The answer must consist of every line in the data that contains "meta".

===== Task data =====

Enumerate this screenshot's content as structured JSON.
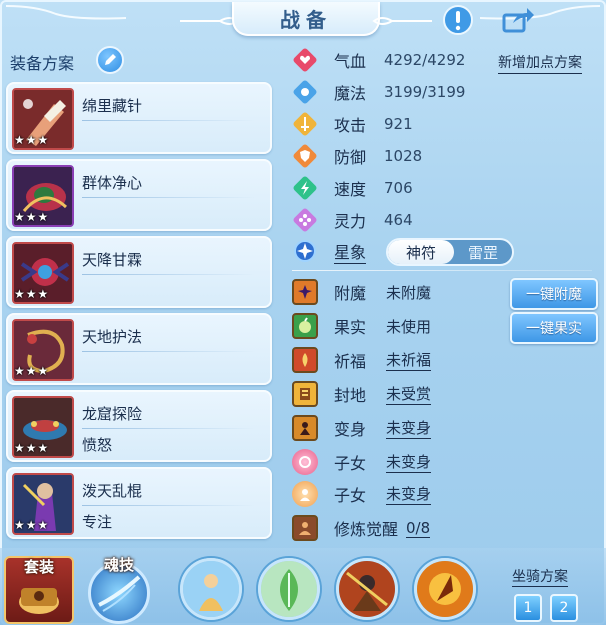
{
  "title": "战备",
  "header": {
    "warn_icon": "exclamation-icon",
    "share_icon": "share-icon"
  },
  "equip_scheme": {
    "label": "装备方案",
    "cards": [
      {
        "name": "绵里藏针",
        "sub": "",
        "stars": "★★★"
      },
      {
        "name": "群体净心",
        "sub": "",
        "stars": "★★★"
      },
      {
        "name": "天降甘霖",
        "sub": "",
        "stars": "★★★"
      },
      {
        "name": "天地护法",
        "sub": "",
        "stars": "★★★"
      },
      {
        "name": "龙窟探险",
        "sub": "愤怒",
        "stars": "★★★"
      },
      {
        "name": "泼天乱棍",
        "sub": "专注",
        "stars": "★★★"
      }
    ]
  },
  "stats": {
    "add_plan": "新增加点方案",
    "items": [
      {
        "label": "气血",
        "value": "4292/4292",
        "color": "#e84a6a"
      },
      {
        "label": "魔法",
        "value": "3199/3199",
        "color": "#4aa3e8"
      },
      {
        "label": "攻击",
        "value": "921",
        "color": "#f0b43a"
      },
      {
        "label": "防御",
        "value": "1028",
        "color": "#f08a3a"
      },
      {
        "label": "速度",
        "value": "706",
        "color": "#2ec28a"
      },
      {
        "label": "灵力",
        "value": "464",
        "color": "#c87ae0"
      }
    ]
  },
  "star_sign": {
    "label": "星象",
    "options": [
      "神符",
      "雷罡"
    ],
    "selected": "神符"
  },
  "attributes": [
    {
      "label": "附魔",
      "value": "未附魔",
      "underline": false
    },
    {
      "label": "果实",
      "value": "未使用",
      "underline": false
    },
    {
      "label": "祈福",
      "value": "未祈福",
      "underline": true
    },
    {
      "label": "封地",
      "value": "未受赏",
      "underline": true
    },
    {
      "label": "变身",
      "value": "未变身",
      "underline": true
    },
    {
      "label": "子女",
      "value": "未变身",
      "underline": true
    },
    {
      "label": "子女",
      "value": "未变身",
      "underline": true
    },
    {
      "label": "修炼觉醒",
      "value": "0/8",
      "underline": true
    }
  ],
  "buttons": {
    "enchant": "一键附魔",
    "fruit": "一键果实"
  },
  "bottom": {
    "set_label": "套装",
    "soul_label": "魂技",
    "mount_label": "坐骑方案",
    "mount_options": [
      "1",
      "2"
    ]
  }
}
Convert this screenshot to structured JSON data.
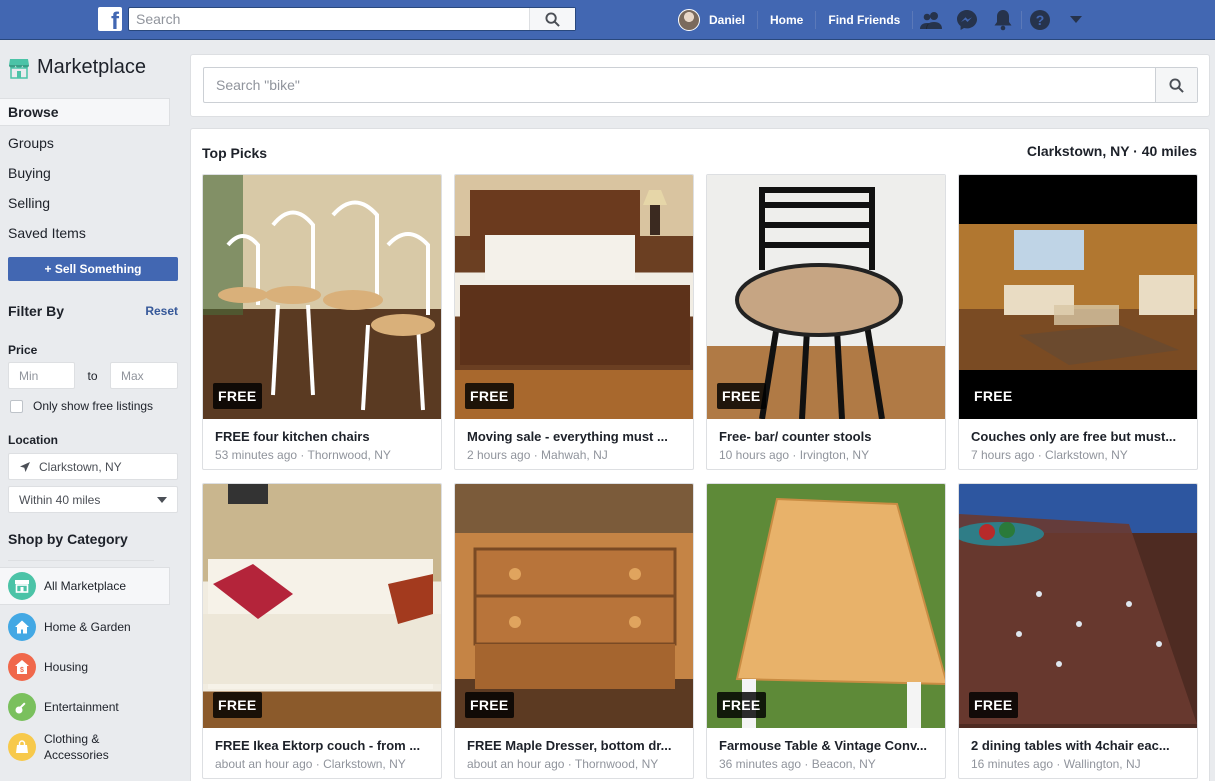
{
  "topbar": {
    "search_placeholder": "Search",
    "user_name": "Daniel",
    "home": "Home",
    "find_friends": "Find Friends"
  },
  "sidebar": {
    "title": "Marketplace",
    "nav": [
      {
        "label": "Browse"
      },
      {
        "label": "Groups"
      },
      {
        "label": "Buying"
      },
      {
        "label": "Selling"
      },
      {
        "label": "Saved Items"
      }
    ],
    "sell_button": "+ Sell Something",
    "filter_title": "Filter By",
    "reset": "Reset",
    "price_label": "Price",
    "price_min_placeholder": "Min",
    "price_to": "to",
    "price_max_placeholder": "Max",
    "free_only": "Only show free listings",
    "location_label": "Location",
    "location_value": "Clarkstown, NY",
    "radius": "Within 40 miles",
    "shop_title": "Shop by Category",
    "categories": [
      {
        "label": "All Marketplace",
        "color": "#4bc3a7"
      },
      {
        "label": "Home & Garden",
        "color": "#43a8e4"
      },
      {
        "label": "Housing",
        "color": "#f0684b"
      },
      {
        "label": "Entertainment",
        "color": "#7ac05d"
      },
      {
        "label": "Clothing &\nAccessories",
        "color": "#f7c94b"
      }
    ]
  },
  "main": {
    "search_placeholder": "Search \"bike\"",
    "top_picks": "Top Picks",
    "location": "Clarkstown, NY · 40 miles",
    "free_badge": "FREE",
    "listings": [
      {
        "title": "FREE four kitchen chairs",
        "meta": "53 minutes ago · Thornwood, NY"
      },
      {
        "title": "Moving sale - everything must ...",
        "meta": "2 hours ago · Mahwah, NJ"
      },
      {
        "title": "Free- bar/ counter stools",
        "meta": "10 hours ago · Irvington, NY"
      },
      {
        "title": "Couches only are free but must...",
        "meta": "7 hours ago · Clarkstown, NY"
      },
      {
        "title": "FREE Ikea Ektorp couch - from ...",
        "meta": "about an hour ago · Clarkstown, NY"
      },
      {
        "title": "FREE Maple Dresser, bottom dr...",
        "meta": "about an hour ago · Thornwood, NY"
      },
      {
        "title": "Farmouse Table & Vintage Conv...",
        "meta": "36 minutes ago · Beacon, NY"
      },
      {
        "title": "2 dining tables with 4chair eac...",
        "meta": "16 minutes ago · Wallington, NJ"
      }
    ]
  }
}
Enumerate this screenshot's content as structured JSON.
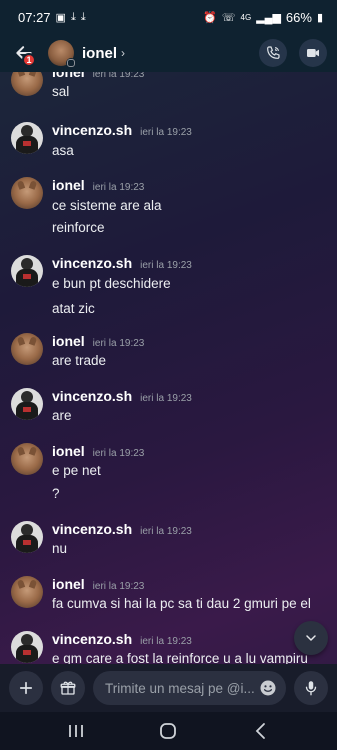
{
  "status": {
    "time": "07:27",
    "battery": "66%",
    "network": "4G"
  },
  "header": {
    "name": "ionel",
    "badge": "1"
  },
  "messages": [
    {
      "user": "ionel",
      "avatar": "cougar",
      "time": "ieri la 19:23",
      "lines": [
        "sal"
      ]
    },
    {
      "user": "vincenzo.sh",
      "avatar": "vince",
      "time": "ieri la 19:23",
      "lines": [
        "asa"
      ]
    },
    {
      "user": "ionel",
      "avatar": "cougar",
      "time": "ieri la 19:23",
      "lines": [
        "ce sisteme are ala",
        "reinforce"
      ]
    },
    {
      "user": "vincenzo.sh",
      "avatar": "vince",
      "time": "ieri la 19:23",
      "lines": [
        "e bun pt deschidere",
        "atat zic"
      ]
    },
    {
      "user": "ionel",
      "avatar": "cougar",
      "time": "ieri la 19:23",
      "lines": [
        "are trade"
      ]
    },
    {
      "user": "vincenzo.sh",
      "avatar": "vince",
      "time": "ieri la 19:23",
      "lines": [
        "are"
      ]
    },
    {
      "user": "ionel",
      "avatar": "cougar",
      "time": "ieri la 19:23",
      "lines": [
        "e pe net",
        "?"
      ]
    },
    {
      "user": "vincenzo.sh",
      "avatar": "vince",
      "time": "ieri la 19:23",
      "lines": [
        "nu"
      ]
    },
    {
      "user": "ionel",
      "avatar": "cougar",
      "time": "ieri la 19:23",
      "lines": [
        "fa cumva si hai la pc sa ti dau 2 gmuri pe el"
      ]
    },
    {
      "user": "vincenzo.sh",
      "avatar": "vince",
      "time": "ieri la 19:23",
      "lines": [
        "e gm care a fost la reinforce u a lu vampiru"
      ]
    }
  ],
  "composer": {
    "placeholder": "Trimite un mesaj pe @i..."
  },
  "icons": {
    "back": "arrow-left-icon",
    "call": "phone-icon",
    "video": "video-camera-icon",
    "add": "plus-icon",
    "gift": "gift-icon",
    "emoji": "emoji-icon",
    "mic": "microphone-icon",
    "scroll": "chevron-down-icon"
  }
}
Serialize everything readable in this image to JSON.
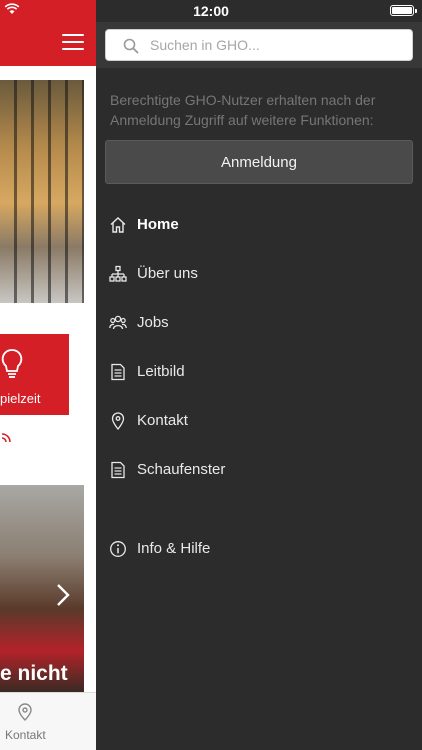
{
  "status_bar": {
    "time": "12:00"
  },
  "search": {
    "placeholder": "Suchen in GHO..."
  },
  "login": {
    "info_text": "Berechtigte GHO-Nutzer erhalten nach der Anmeldung Zugriff auf weitere Funktionen:",
    "button_label": "Anmeldung"
  },
  "menu": {
    "items": [
      {
        "label": "Home",
        "icon": "home-icon",
        "active": true
      },
      {
        "label": "Über uns",
        "icon": "org-chart-icon"
      },
      {
        "label": "Jobs",
        "icon": "people-icon"
      },
      {
        "label": "Leitbild",
        "icon": "document-icon"
      },
      {
        "label": "Kontakt",
        "icon": "location-pin-icon"
      },
      {
        "label": "Schaufenster",
        "icon": "document-icon"
      },
      {
        "label": "Info & Hilfe",
        "icon": "info-icon"
      }
    ]
  },
  "background_app": {
    "tile_label": "pielzeit",
    "photo_caption": "e nicht",
    "tab_label": "Kontakt",
    "brand_color": "#d41f26"
  }
}
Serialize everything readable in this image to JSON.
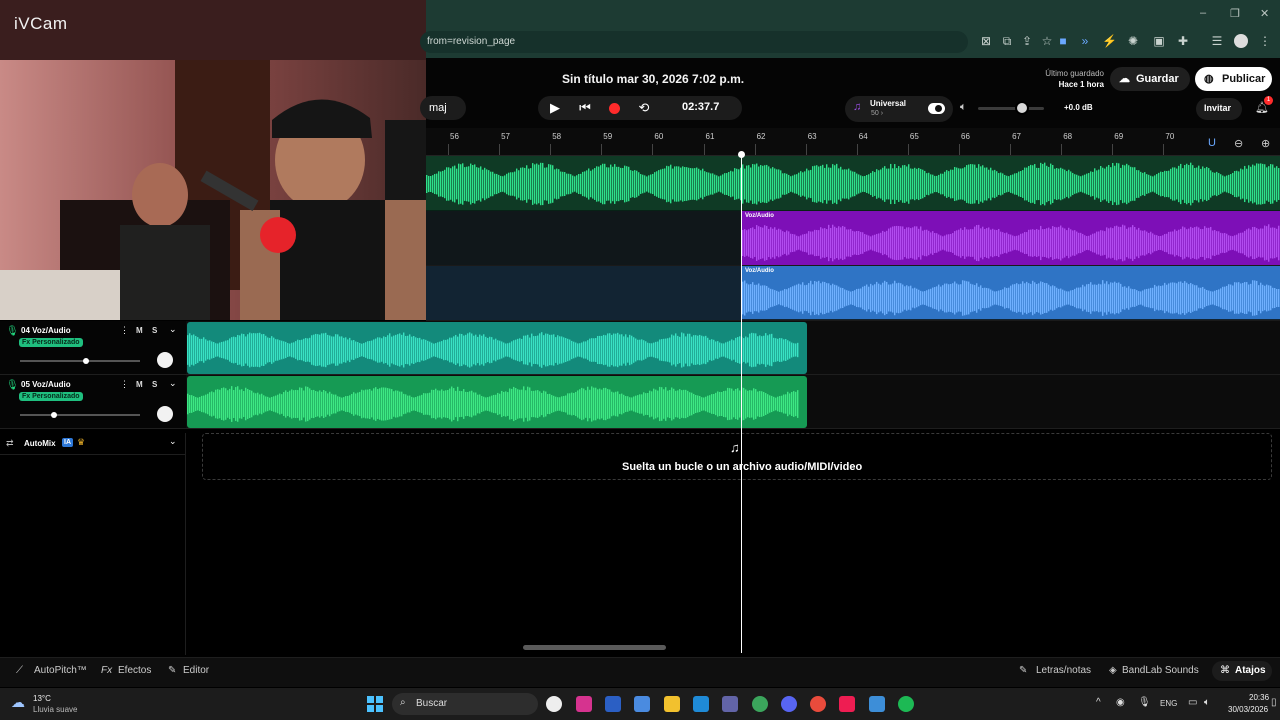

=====

> Answer space
        "meta": "53 minutes ago · Thornwood, NY"
        "meta": "2 hours ago · Mahwah, NJ"
        "meta": "10 hours ago · Irvington, NY"
        "meta": "7 hours ago · Clarkstown, NY"
        "meta": "about an hour ago · Clarkstown, NY"
        "meta": "about an hour ago · Thornwood, NY"
        "meta": "36 minutes ago · Beacon, NY"
        "meta": "16 minutes ago · Wallington, NJ"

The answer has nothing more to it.